Don’t break the bank – not ever. There are a lot of affordable ways to go about prepping, from buying cheap and affordable priced survival gear, to stockpiling for free or next to nothing – hell there are many ways to even build up your gear and household goods stockpile or food stockpile frugally. When you’re on a budget, don’t dip into your emergency funds in order to prep. Those emergency savings are an important prep in themselves and indubitably will prove to be quite valuable one day. Stick to buying cheaper gear until you’ve got your basic ground covered when it comes to prepping.
Once your basic preps are covered, you can begin to replace the cheaper products you bought with higher quality items as time goes buy. If you even need to that is. If your $15 Mora Companion is working out for you (which it should be; Moras are excellent pieces of kit albeit the low price tag), don’t bother to upgrade. Replace your cheaper survival gear with more expensive survival gear down the road, as you have more funds to work with and, like I keep saying, after you’ve covered all your bases with cheap gear first.

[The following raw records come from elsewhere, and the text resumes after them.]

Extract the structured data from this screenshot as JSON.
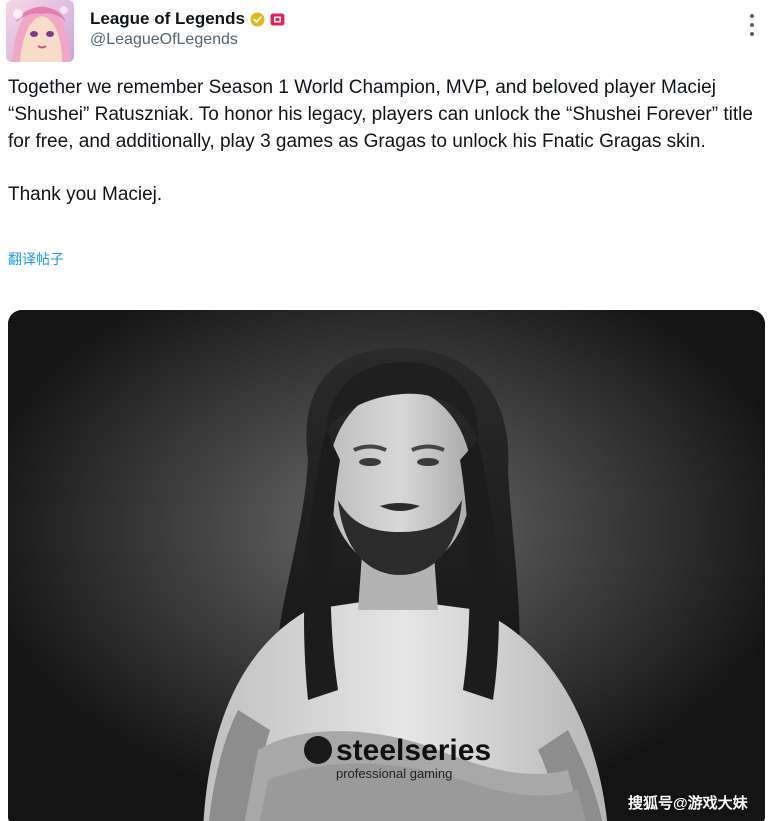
{
  "account": {
    "display_name": "League of Legends",
    "handle": "@LeagueOfLegends",
    "verified_badge_color": "#e2b719",
    "affiliate_badge_color": "#e0245e"
  },
  "tweet": {
    "paragraphs": [
      "Together we remember Season 1 World Champion, MVP, and beloved player Maciej “Shushei” Ratuszniak. To honor his legacy, players can unlock the “Shushei Forever” title for free, and additionally, play 3 games as Gragas to unlock his Fnatic Gragas skin.",
      "Thank you Maciej."
    ],
    "translate_label": "翻译帖子"
  },
  "media": {
    "shirt_text_brand": "steelseries",
    "shirt_text_sub": "professional gaming",
    "style": "black-and-white portrait"
  },
  "watermark": {
    "text": "搜狐号@游戏大妹"
  },
  "icons": {
    "more": "more-vertical-icon",
    "verified": "verified-badge-icon",
    "affiliate": "affiliate-badge-icon"
  },
  "colors": {
    "text_primary": "#0f1419",
    "text_secondary": "#536471",
    "link": "#1d9bf0"
  }
}
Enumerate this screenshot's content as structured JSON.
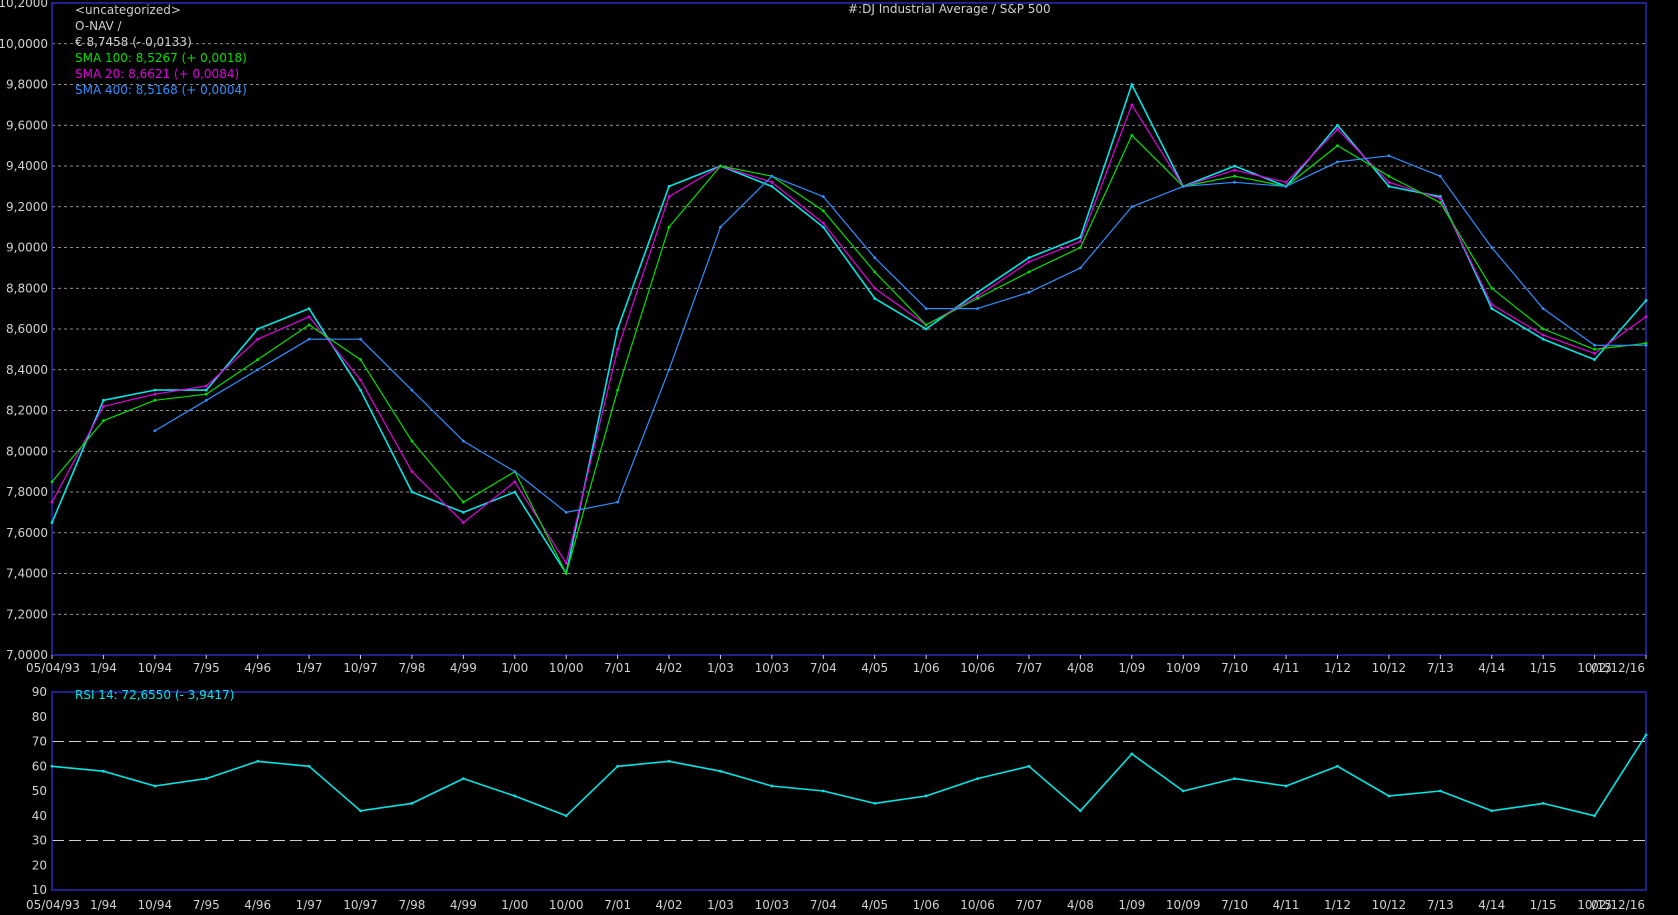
{
  "header": {
    "category": "<uncategorized>",
    "account": "O-NAV /",
    "price_line": "€ 8,7458 (- 0,0133)",
    "title": "#:DJ Industrial Average / S&P 500"
  },
  "legend": [
    {
      "label": "SMA 100: 8,5267 (+ 0,0018)",
      "color": "#00e000"
    },
    {
      "label": "SMA 20: 8,6621 (+ 0,0084)",
      "color": "#e000e0"
    },
    {
      "label": "SMA 400: 8,5168 (+ 0,0004)",
      "color": "#2f8fff"
    }
  ],
  "rsi_legend": "RSI 14: 72,6550 (- 3,9417)",
  "colors": {
    "price": "#00e5e5",
    "sma20": "#e000e0",
    "sma100": "#00e000",
    "sma400": "#2f8fff",
    "rsi": "#00e5e5",
    "axis": "#2b2bb8"
  },
  "chart_data": [
    {
      "type": "line",
      "title": "#:DJ Industrial Average / S&P 500",
      "x_tick_labels": [
        "05/04/93",
        "1/94",
        "10/94",
        "7/95",
        "4/96",
        "1/97",
        "10/97",
        "7/98",
        "4/99",
        "1/00",
        "10/00",
        "7/01",
        "4/02",
        "1/03",
        "10/03",
        "7/04",
        "4/05",
        "1/06",
        "10/06",
        "7/07",
        "4/08",
        "1/09",
        "10/09",
        "7/10",
        "4/11",
        "1/12",
        "10/12",
        "7/13",
        "4/14",
        "1/15",
        "10/15",
        "02/12/16"
      ],
      "y_tick_labels": [
        "10,2000",
        "10,0000",
        "9,8000",
        "9,6000",
        "9,4000",
        "9,2000",
        "9,0000",
        "8,8000",
        "8,6000",
        "8,4000",
        "8,2000",
        "8,0000",
        "7,8000",
        "7,6000",
        "7,4000",
        "7,2000",
        "7,0000"
      ],
      "ylim": [
        7.0,
        10.2
      ],
      "grid": true,
      "x": [
        0,
        1,
        2,
        3,
        4,
        5,
        6,
        7,
        8,
        9,
        10,
        11,
        12,
        13,
        14,
        15,
        16,
        17,
        18,
        19,
        20,
        21,
        22,
        23,
        24,
        25,
        26,
        27,
        28,
        29,
        30,
        31
      ],
      "series": [
        {
          "name": "#:DJ Industrial Average / S&P 500",
          "values": [
            7.65,
            8.25,
            8.3,
            8.3,
            8.6,
            8.7,
            8.3,
            7.8,
            7.7,
            7.8,
            7.4,
            8.6,
            9.3,
            9.4,
            9.3,
            9.1,
            8.75,
            8.6,
            8.78,
            8.95,
            9.05,
            9.8,
            9.3,
            9.4,
            9.3,
            9.6,
            9.3,
            9.25,
            8.7,
            8.55,
            8.45,
            8.74
          ]
        },
        {
          "name": "SMA 20",
          "values": [
            7.75,
            8.22,
            8.28,
            8.32,
            8.55,
            8.66,
            8.35,
            7.9,
            7.65,
            7.85,
            7.45,
            8.5,
            9.25,
            9.4,
            9.32,
            9.12,
            8.8,
            8.62,
            8.76,
            8.93,
            9.03,
            9.7,
            9.3,
            9.38,
            9.32,
            9.58,
            9.32,
            9.24,
            8.72,
            8.57,
            8.48,
            8.66
          ]
        },
        {
          "name": "SMA 100",
          "values": [
            7.85,
            8.15,
            8.25,
            8.28,
            8.45,
            8.62,
            8.45,
            8.05,
            7.75,
            7.9,
            7.4,
            8.3,
            9.1,
            9.4,
            9.35,
            9.18,
            8.88,
            8.62,
            8.75,
            8.88,
            9.0,
            9.55,
            9.3,
            9.35,
            9.3,
            9.5,
            9.35,
            9.22,
            8.8,
            8.6,
            8.5,
            8.53
          ]
        },
        {
          "name": "SMA 400",
          "values": [
            null,
            null,
            8.1,
            8.25,
            8.4,
            8.55,
            8.55,
            8.3,
            8.05,
            7.9,
            7.7,
            7.75,
            8.4,
            9.1,
            9.35,
            9.25,
            8.95,
            8.7,
            8.7,
            8.78,
            8.9,
            9.2,
            9.3,
            9.32,
            9.3,
            9.42,
            9.45,
            9.35,
            9.0,
            8.7,
            8.52,
            8.52
          ]
        }
      ]
    },
    {
      "type": "line",
      "x_tick_labels": [
        "05/04/93",
        "1/94",
        "10/94",
        "7/95",
        "4/96",
        "1/97",
        "10/97",
        "7/98",
        "4/99",
        "1/00",
        "10/00",
        "7/01",
        "4/02",
        "1/03",
        "10/03",
        "7/04",
        "4/05",
        "1/06",
        "10/06",
        "7/07",
        "4/08",
        "1/09",
        "10/09",
        "7/10",
        "4/11",
        "1/12",
        "10/12",
        "7/13",
        "4/14",
        "1/15",
        "10/15",
        "02/12/16"
      ],
      "y_tick_labels": [
        "90",
        "80",
        "70",
        "60",
        "50",
        "40",
        "30",
        "20",
        "10"
      ],
      "ylim": [
        10,
        90
      ],
      "reference_lines": [
        30,
        70
      ],
      "series": [
        {
          "name": "RSI 14",
          "values": [
            60,
            58,
            52,
            55,
            62,
            60,
            42,
            45,
            55,
            48,
            40,
            60,
            62,
            58,
            52,
            50,
            45,
            48,
            55,
            60,
            42,
            65,
            50,
            55,
            52,
            60,
            48,
            50,
            42,
            45,
            40,
            72.655
          ]
        }
      ]
    }
  ]
}
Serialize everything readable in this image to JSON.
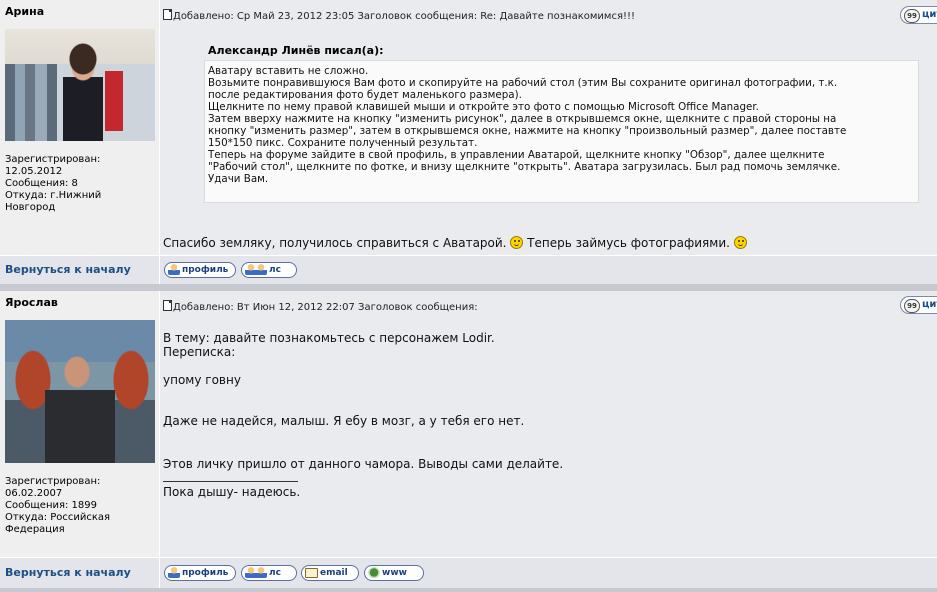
{
  "posts": [
    {
      "author": "Арина",
      "info": [
        "Зарегистрирован:",
        "12.05.2012",
        "Сообщения: 8",
        "Откуда: г.Нижний",
        "Новгород"
      ],
      "header": "Добавлено: Ср Май 23, 2012 23:05     Заголовок сообщения: Re: Давайте познакомимся!!!",
      "quote_author": "Александр Линёв писал(а):",
      "quote_lines": [
        "Аватару вставить не сложно.",
        "Возьмите понравившуюся Вам фото и скопируйте на рабочий стол (этим Вы сохраните оригинал фотографии, т.к.",
        "после редактирования фото будет маленького размера).",
        "Щелкните по нему правой клавишей мыши и откройте это фото с помощью Microsoft Office Manager.",
        "Затем вверху нажмите на кнопку \"изменить рисунок\", далее в открывшемся окне, щелкните с правой стороны на",
        "кнопку \"изменить размер\", затем в открывшемся окне, нажмите на кнопку \"произвольный размер\", далее поставте",
        "150*150 пикс. Сохраните полученный результат.",
        "Теперь на форуме зайдите в свой профиль, в управлении Аватарой, щелкните кнопку \"Обзор\", далее щелкните",
        "\"Рабочий стол\", щелкните по фотке, и внизу щелкните \"открыть\". Аватара загрузилась. Был рад помочь землячке.",
        "Удачи Вам."
      ],
      "body_part1": "Спасибо земляку, получилось справиться с Аватарой.",
      "body_part2": "Теперь займусь фотографиями.",
      "back_link": "Вернуться к началу",
      "buttons": [
        "профиль",
        "лс"
      ]
    },
    {
      "author": "Ярослав",
      "info": [
        "Зарегистрирован:",
        "06.02.2007",
        "Сообщения: 1899",
        "Откуда: Российская",
        "Федерация"
      ],
      "header": "Добавлено: Вт Июн 12, 2012 22:07     Заголовок сообщения:",
      "body_lines": [
        "В тему: давайте познакомьтесь с персонажем Lodir.",
        "Переписка:",
        "упому говну",
        "Даже не надейся, малыш. Я ебу в мозг, а у тебя его нет.",
        "Этов личку пришло от данного чамора. Выводы сами делайте.",
        "Пока дышу- надеюсь."
      ],
      "back_link": "Вернуться к началу",
      "buttons": [
        "профиль",
        "лс",
        "email",
        "www"
      ]
    }
  ],
  "quote_button_label": "цит",
  "quote_button_icon_text": "99"
}
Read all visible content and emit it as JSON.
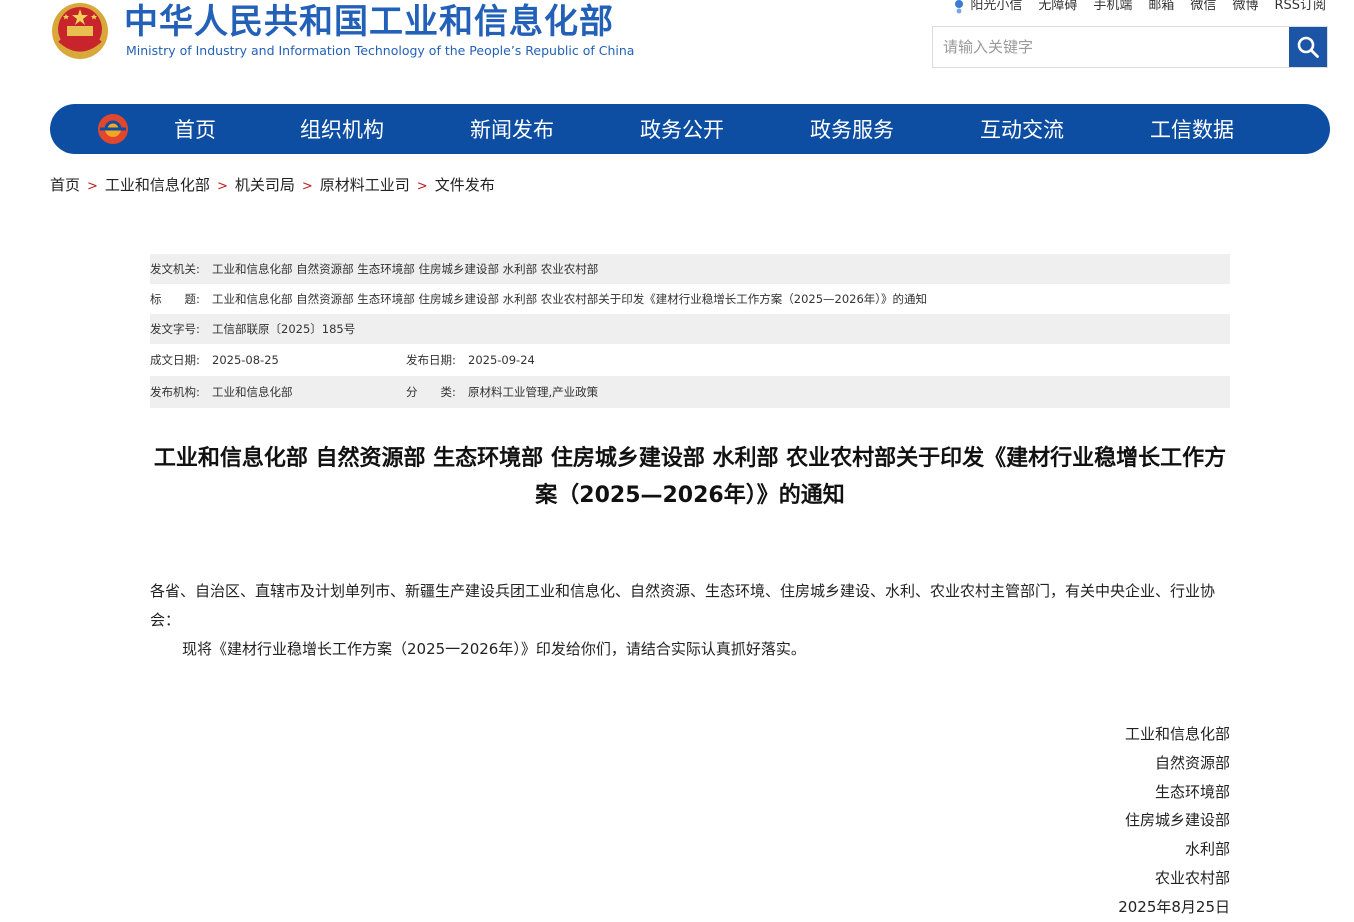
{
  "header": {
    "site_title": "中华人民共和国工业和信息化部",
    "site_subtitle": "Ministry of Industry and Information Technology of the People’s Republic of China",
    "top_links": [
      "阳光小信",
      "无障碍",
      "手机端",
      "邮箱",
      "微信",
      "微博",
      "RSS订阅"
    ],
    "search_placeholder": "请输入关键字",
    "brand_color": "#2361b8"
  },
  "nav": {
    "items": [
      "首页",
      "组织机构",
      "新闻发布",
      "政务公开",
      "政务服务",
      "互动交流",
      "工信数据"
    ],
    "bg_color": "#0d4ea3"
  },
  "breadcrumb": [
    "首页",
    "工业和信息化部",
    "机关司局",
    "原材料工业司",
    "文件发布"
  ],
  "meta": {
    "issuer_label": "发文机关:",
    "issuer": "工业和信息化部 自然资源部 生态环境部 住房城乡建设部 水利部 农业农村部",
    "title_label": "标　　题:",
    "title": "工业和信息化部 自然资源部 生态环境部 住房城乡建设部 水利部 农业农村部关于印发《建材行业稳增长工作方案（2025—2026年）》的通知",
    "docno_label": "发文字号:",
    "docno": "工信部联原〔2025〕185号",
    "created_label": "成文日期:",
    "created": "2025-08-25",
    "published_label": "发布日期:",
    "published": "2025-09-24",
    "org_label": "发布机构:",
    "org": "工业和信息化部",
    "category_label": "分　　类:",
    "category": "原材料工业管理,产业政策"
  },
  "article": {
    "title": "工业和信息化部 自然资源部 生态环境部 住房城乡建设部 水利部 农业农村部关于印发《建材行业稳增长工作方案（2025—2026年）》的通知",
    "salutation": "各省、自治区、直辖市及计划单列市、新疆生产建设兵团工业和信息化、自然资源、生态环境、住房城乡建设、水利、农业农村主管部门，有关中央企业、行业协会：",
    "body": "现将《建材行业稳增长工作方案（2025一2026年）》印发给你们，请结合实际认真抓好落实。",
    "signatories": [
      "工业和信息化部",
      "自然资源部",
      "生态环境部",
      "住房城乡建设部",
      "水利部",
      "农业农村部"
    ],
    "date": "2025年8月25日"
  }
}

That way, you won’t be stressing out over money, and stockpiling survival gear will feel a lot easier than if you were to have to splurge on the more expensive gear first. You’ll also cover many more bases this way, as saving up for one very expensive piece of kit will prevent you from getting other gear that might come in handy even thought it might not last you forever or be the kind of gear you’ll keep for an eternity.
There are so many reasons to prep, though even if you know all the great perks to prepping, that doesn’t make prepping any easier. These tips, however, I think will really help to make prepping feel a lot less like a chore that needs to get done, and a lot more like the completely doable lifestyle choice that it is.
It’s not impossible to be a prepper, it’s just hard. And if you can make the hard a little less hard, there’s absolutely no harm in that.
Make prepping a little easier and you’re likely to have a lot more success as a prepper. Learning and growing as a survivalist doesn’t have to be as difficult as it sometimes looks!
Do you find prepping hard?
Can you think of any more ways to make prepping easier?
Let me know your thoughts in the comments.